- What to do -
Say how many lines in the entries below mention "风水调理", with no other words.

- Records shown -
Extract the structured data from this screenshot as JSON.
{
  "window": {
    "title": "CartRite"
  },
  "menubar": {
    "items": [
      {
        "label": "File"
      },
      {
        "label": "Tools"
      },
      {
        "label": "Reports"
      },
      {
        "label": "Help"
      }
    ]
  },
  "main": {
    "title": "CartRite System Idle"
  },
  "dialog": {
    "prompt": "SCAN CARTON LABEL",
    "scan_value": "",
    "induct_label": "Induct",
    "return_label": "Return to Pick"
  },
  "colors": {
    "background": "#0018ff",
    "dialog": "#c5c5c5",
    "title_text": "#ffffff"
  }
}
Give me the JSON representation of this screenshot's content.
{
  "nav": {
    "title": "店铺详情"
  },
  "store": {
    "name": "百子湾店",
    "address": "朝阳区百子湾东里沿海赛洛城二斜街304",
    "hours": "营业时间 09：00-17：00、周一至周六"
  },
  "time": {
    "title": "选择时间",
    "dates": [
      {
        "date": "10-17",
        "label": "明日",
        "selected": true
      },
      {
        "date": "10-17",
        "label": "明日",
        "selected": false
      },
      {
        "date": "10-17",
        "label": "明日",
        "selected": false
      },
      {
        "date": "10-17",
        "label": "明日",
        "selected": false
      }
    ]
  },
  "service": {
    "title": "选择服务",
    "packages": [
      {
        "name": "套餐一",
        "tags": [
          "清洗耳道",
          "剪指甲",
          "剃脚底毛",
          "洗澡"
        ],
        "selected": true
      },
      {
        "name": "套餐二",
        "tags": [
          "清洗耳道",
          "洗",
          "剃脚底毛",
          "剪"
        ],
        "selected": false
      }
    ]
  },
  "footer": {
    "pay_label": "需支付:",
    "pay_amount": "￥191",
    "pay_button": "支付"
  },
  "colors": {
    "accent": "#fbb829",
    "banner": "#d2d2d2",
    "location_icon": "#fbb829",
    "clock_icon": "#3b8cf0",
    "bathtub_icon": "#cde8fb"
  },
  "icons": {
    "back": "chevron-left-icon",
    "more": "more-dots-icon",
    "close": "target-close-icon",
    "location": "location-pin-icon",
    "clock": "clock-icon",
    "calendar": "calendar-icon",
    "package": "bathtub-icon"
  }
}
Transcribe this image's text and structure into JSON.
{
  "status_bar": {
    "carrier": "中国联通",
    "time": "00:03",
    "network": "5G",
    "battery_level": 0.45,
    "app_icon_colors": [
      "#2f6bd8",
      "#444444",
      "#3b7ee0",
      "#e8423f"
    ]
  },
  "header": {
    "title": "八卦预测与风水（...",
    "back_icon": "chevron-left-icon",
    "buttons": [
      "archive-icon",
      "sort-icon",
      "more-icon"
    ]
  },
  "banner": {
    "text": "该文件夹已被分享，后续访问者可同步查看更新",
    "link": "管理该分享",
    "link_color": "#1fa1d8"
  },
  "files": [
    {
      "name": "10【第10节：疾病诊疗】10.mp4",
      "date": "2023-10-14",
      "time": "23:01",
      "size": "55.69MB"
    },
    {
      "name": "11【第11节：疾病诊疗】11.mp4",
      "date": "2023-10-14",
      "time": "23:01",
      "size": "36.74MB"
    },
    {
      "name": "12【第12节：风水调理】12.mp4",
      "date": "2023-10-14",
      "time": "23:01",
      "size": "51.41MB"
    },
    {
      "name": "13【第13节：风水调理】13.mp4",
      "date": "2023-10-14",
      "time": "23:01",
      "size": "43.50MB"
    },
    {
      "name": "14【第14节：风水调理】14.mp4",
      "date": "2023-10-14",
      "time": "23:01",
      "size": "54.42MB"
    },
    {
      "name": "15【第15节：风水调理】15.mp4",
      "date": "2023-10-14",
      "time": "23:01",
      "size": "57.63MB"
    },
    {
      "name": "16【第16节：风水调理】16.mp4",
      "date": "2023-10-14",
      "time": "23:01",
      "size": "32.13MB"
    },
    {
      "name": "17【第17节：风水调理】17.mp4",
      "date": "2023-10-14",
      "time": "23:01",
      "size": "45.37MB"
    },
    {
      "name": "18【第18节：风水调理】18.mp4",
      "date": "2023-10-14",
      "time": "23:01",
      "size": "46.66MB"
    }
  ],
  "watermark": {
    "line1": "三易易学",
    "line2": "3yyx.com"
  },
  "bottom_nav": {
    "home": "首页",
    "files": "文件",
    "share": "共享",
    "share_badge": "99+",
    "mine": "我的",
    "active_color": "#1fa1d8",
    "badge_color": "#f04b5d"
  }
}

- Your solution -
7